National Rent Prices Since 2017
Apartment List has been tracking rent prices in the United States since January 2017. Here we describe some of the typical -- and atypical -- trends that have dominated the rental industry over the last several years. All rent data are available for download on our site.
2017-2019: Steady, Seasonal Rent Growth
Apartments in the United States have grown steadily more expensive over time. From 2017 to 2019, the median rent price followed a predictable seasonal pattern: prices would rise to an annual peak in mid-summer and then retreat each winter as the moving season slowed. During these years, peak prices increased approximately $30 (+2.5 percent) annually.
2020: Pandemic Rent Pricing
The steady seasonal trend of 2017-2019 broke quickly in 2020 as a result of the COVID-19 pandemic. Just as prices were starting their seasonal rise, the pandemic forced millions of families to cancel planned moves and instead shelter indoors. Apartment vacancies spiked, and for three consecutive months when rents usually rise quickly, they fell. By July 2020, people started moving again and rent prices resumed their normal seasonal trajectory, but the damage had been done; by the end of 2020 apartments were 1.3% cheaper than one year earlier.1
2021: The Rental Market Rebound
As the pandemic wanes, families are moving again and landlords are no longer finding it difficult to fill vacancies. In response, the rental market is rebounding quickly. In the first half of 2021, the national median rent rose more than twice as fast it did during pre-pandemic years. There are several supply- and demand-side factors contributing to this rapid rent growth, including broad societal shifts like the widespread adoption of remote work which is inspiring Americans to reconsider where they live and what they value in a hometown.
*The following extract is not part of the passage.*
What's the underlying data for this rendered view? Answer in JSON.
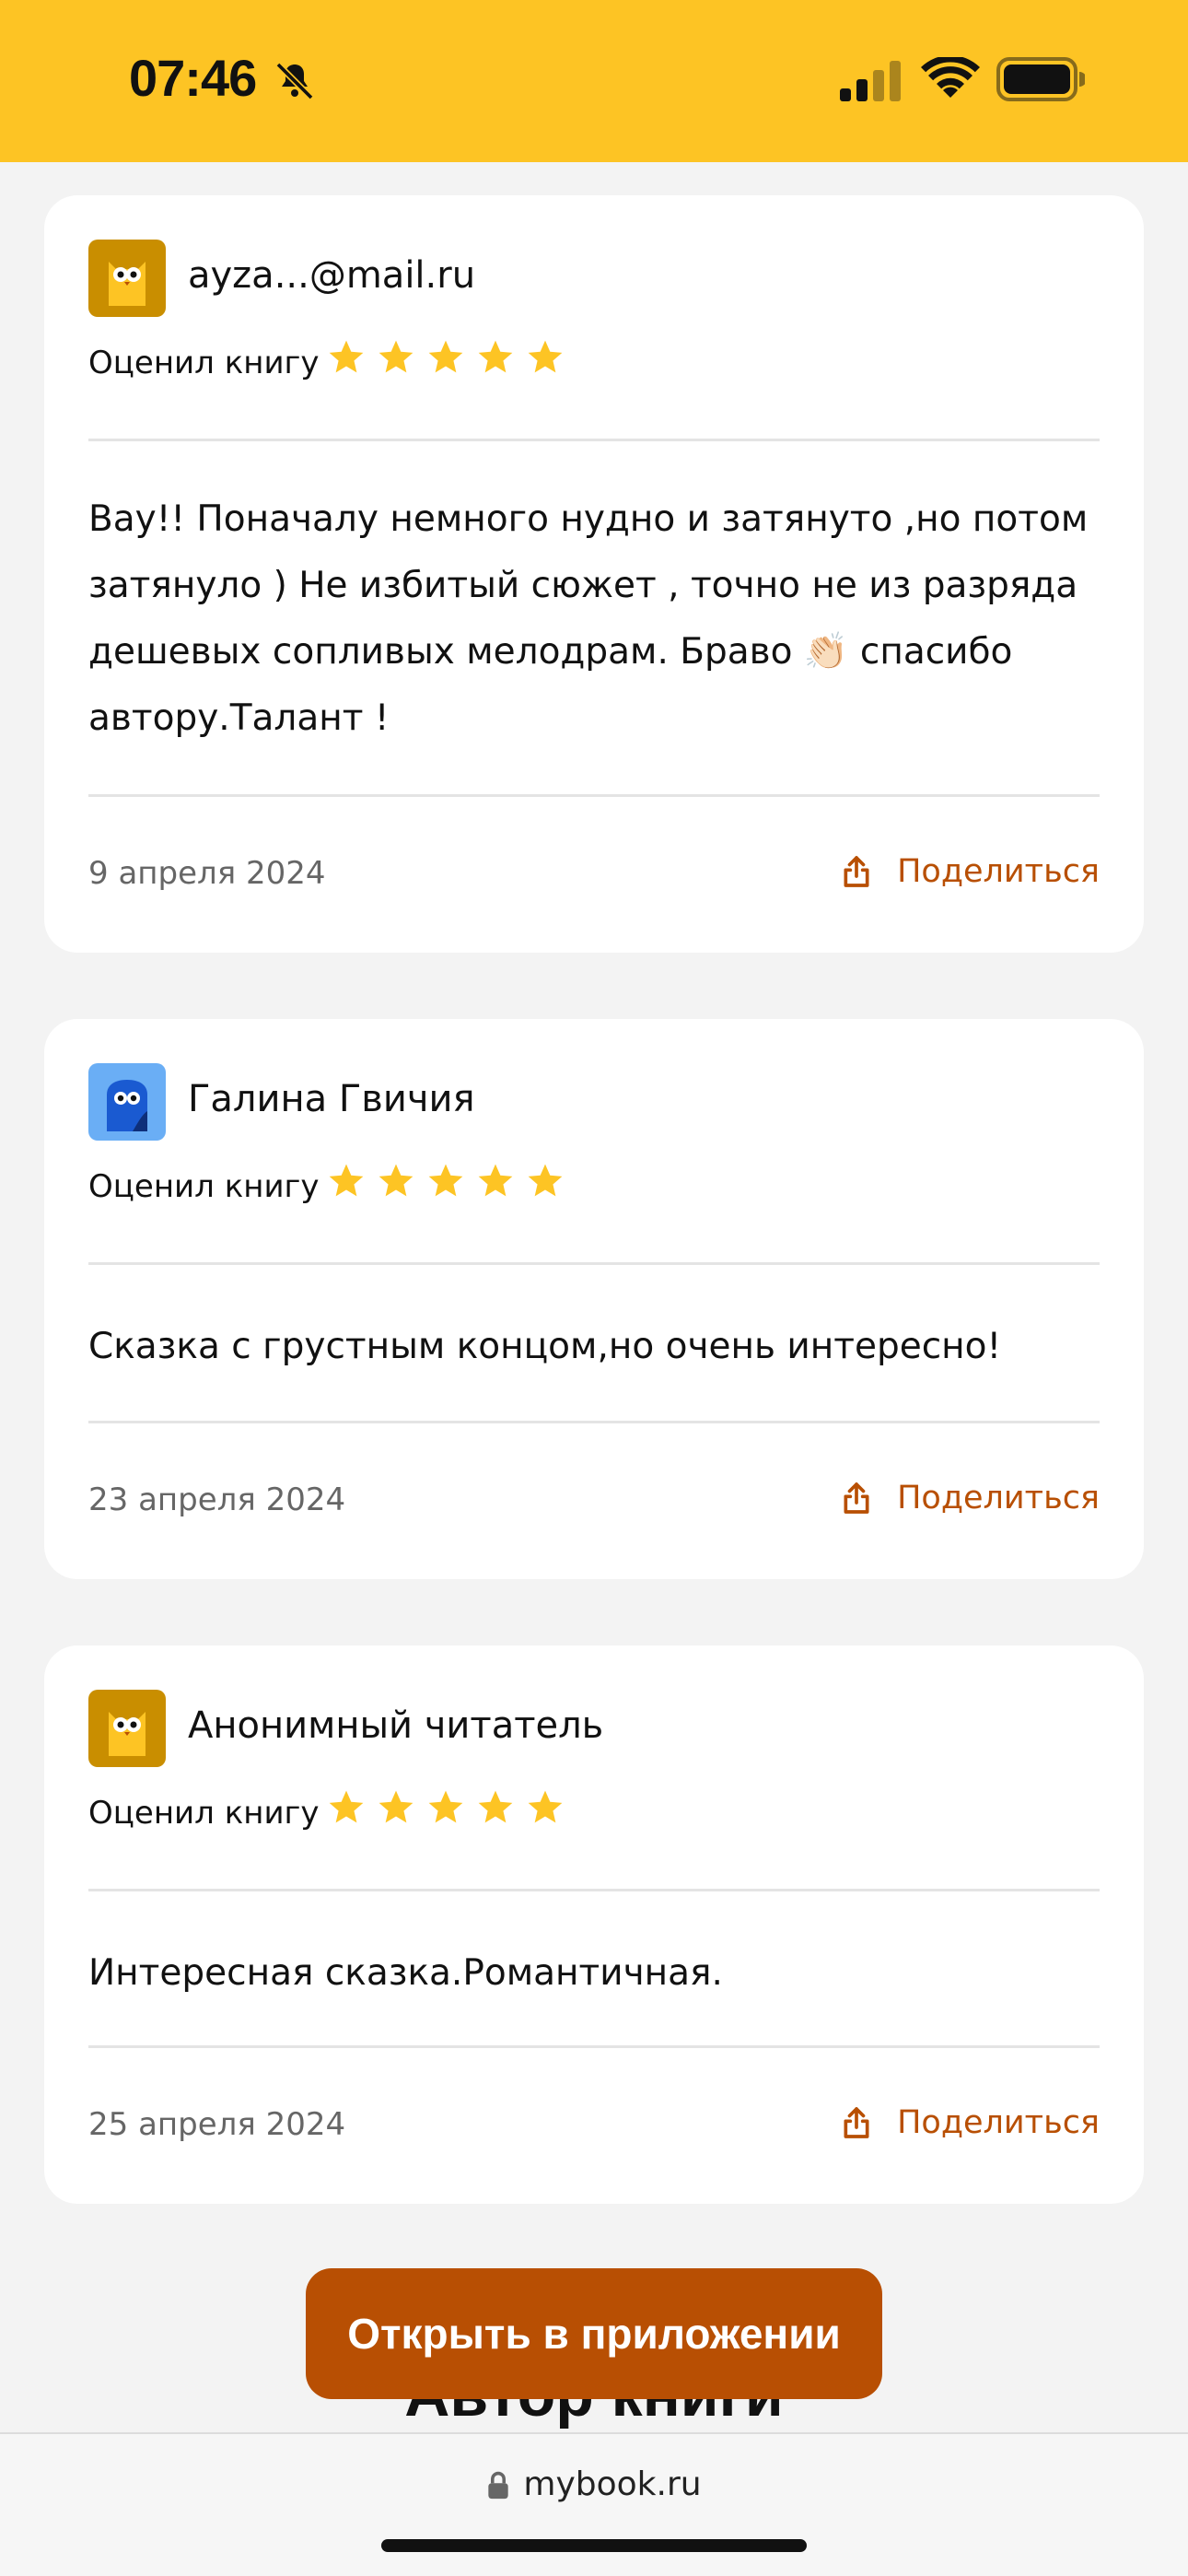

Our national rent estimate is designed to approximate the price of new leases signed in a given month. We use a combination of US Census Bureau data and internal Apartment List property data, feeding both into a repeat-transaction model (a modified Case-Shiller approach) to account for compositional changes to the rental market over time. See our rent estimate methodology for a detailed description of the data, including the goals and limitations of our calculations. Rent data are refreshed monthly and are available for download at the national, state, metro, and city levels.
If you have any additional questions, you can reach the Apartment List research team at firstname.lastname@example.org.
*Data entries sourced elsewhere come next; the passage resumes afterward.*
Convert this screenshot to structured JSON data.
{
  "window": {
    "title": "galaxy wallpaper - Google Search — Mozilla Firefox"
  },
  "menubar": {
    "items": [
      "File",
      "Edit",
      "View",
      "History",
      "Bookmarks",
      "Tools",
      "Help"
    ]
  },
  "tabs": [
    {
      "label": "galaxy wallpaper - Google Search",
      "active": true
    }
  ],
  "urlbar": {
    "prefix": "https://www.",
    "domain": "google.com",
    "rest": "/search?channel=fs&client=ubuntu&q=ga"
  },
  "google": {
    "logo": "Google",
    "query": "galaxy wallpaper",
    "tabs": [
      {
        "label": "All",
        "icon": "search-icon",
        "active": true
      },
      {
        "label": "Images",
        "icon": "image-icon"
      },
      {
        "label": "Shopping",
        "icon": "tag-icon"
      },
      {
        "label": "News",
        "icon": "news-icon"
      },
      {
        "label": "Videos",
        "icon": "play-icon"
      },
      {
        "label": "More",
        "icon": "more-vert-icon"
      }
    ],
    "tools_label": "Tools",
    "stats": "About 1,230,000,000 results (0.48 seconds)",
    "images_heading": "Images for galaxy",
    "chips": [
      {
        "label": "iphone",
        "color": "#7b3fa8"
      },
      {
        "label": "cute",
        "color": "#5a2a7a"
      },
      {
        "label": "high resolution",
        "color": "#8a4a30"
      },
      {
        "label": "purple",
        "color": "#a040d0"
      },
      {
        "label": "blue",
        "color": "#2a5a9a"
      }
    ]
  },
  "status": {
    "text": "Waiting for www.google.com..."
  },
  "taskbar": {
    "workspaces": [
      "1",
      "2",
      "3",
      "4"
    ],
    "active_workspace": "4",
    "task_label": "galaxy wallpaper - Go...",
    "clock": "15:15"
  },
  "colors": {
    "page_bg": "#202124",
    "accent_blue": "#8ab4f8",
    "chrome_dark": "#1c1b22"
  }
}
- This national trend hides significant regional variation in rent price changes. While some expensive, urban cities saw significant price declines of 20% or more, other smaller and more-affordable markets saw prices rebound past pre-pandemic levels in just a few months. For more on this, see our report The Suburban Rent Rebound.↩